## EXERCISE DIRECTIONS
Return a word-for-word copy of the complete listing below.

## SOURCE DATA
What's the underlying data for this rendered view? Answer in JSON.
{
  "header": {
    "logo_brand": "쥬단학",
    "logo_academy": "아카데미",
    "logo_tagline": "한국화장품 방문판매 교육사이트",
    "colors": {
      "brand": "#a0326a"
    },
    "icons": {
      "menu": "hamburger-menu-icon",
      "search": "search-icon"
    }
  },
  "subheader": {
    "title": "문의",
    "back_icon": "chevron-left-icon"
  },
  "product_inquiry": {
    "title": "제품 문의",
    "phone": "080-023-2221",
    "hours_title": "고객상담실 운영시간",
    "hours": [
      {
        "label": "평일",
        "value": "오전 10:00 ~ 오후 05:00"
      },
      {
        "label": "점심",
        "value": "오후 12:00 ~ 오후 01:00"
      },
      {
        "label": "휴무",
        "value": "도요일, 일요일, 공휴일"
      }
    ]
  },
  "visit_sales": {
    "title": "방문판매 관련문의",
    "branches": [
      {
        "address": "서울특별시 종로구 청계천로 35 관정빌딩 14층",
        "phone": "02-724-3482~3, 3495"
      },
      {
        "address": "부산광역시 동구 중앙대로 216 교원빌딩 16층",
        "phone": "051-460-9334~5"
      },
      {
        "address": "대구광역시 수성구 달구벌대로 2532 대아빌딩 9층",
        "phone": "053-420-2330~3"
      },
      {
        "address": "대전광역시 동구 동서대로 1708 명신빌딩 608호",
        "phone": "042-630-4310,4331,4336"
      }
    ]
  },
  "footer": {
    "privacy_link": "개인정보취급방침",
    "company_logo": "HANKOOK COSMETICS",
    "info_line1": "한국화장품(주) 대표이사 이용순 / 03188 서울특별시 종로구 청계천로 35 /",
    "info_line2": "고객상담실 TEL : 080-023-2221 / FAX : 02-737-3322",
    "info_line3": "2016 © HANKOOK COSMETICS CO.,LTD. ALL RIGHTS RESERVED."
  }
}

## FINAL ANSWER
What's the underlying data for this rendered view? Answer in JSON.
{
  "header": {
    "logo_brand": "쥬단학",
    "logo_academy": "아카데미",
    "logo_tagline": "한국화장품 방문판매 교육사이트",
    "colors": {
      "brand": "#a0326a"
    },
    "icons": {
      "menu": "hamburger-menu-icon",
      "search": "search-icon"
    }
  },
  "subheader": {
    "title": "문의",
    "back_icon": "chevron-left-icon"
  },
  "product_inquiry": {
    "title": "제품 문의",
    "phone": "080-023-2221",
    "hours_title": "고객상담실 운영시간",
    "hours": [
      {
        "label": "평일",
        "value": "오전 10:00 ~ 오후 05:00"
      },
      {
        "label": "점심",
        "value": "오후 12:00 ~ 오후 01:00"
      },
      {
        "label": "휴무",
        "value": "도요일, 일요일, 공휴일"
      }
    ]
  },
  "visit_sales": {
    "title": "방문판매 관련문의",
    "branches": [
      {
        "address": "서울특별시 종로구 청계천로 35 관정빌딩 14층",
        "phone": "02-724-3482~3, 3495"
      },
      {
        "address": "부산광역시 동구 중앙대로 216 교원빌딩 16층",
        "phone": "051-460-9334~5"
      },
      {
        "address": "대구광역시 수성구 달구벌대로 2532 대아빌딩 9층",
        "phone": "053-420-2330~3"
      },
      {
        "address": "대전광역시 동구 동서대로 1708 명신빌딩 608호",
        "phone": "042-630-4310,4331,4336"
      }
    ]
  },
  "footer": {
    "privacy_link": "개인정보취급방침",
    "company_logo": "HANKOOK COSMETICS",
    "info_line1": "한국화장품(주) 대표이사 이용순 / 03188 서울특별시 종로구 청계천로 35 /",
    "info_line2": "고객상담실 TEL : 080-023-2221 / FAX : 02-737-3322",
    "info_line3": "2016 © HANKOOK COSMETICS CO.,LTD. ALL RIGHTS RESERVED."
  }
}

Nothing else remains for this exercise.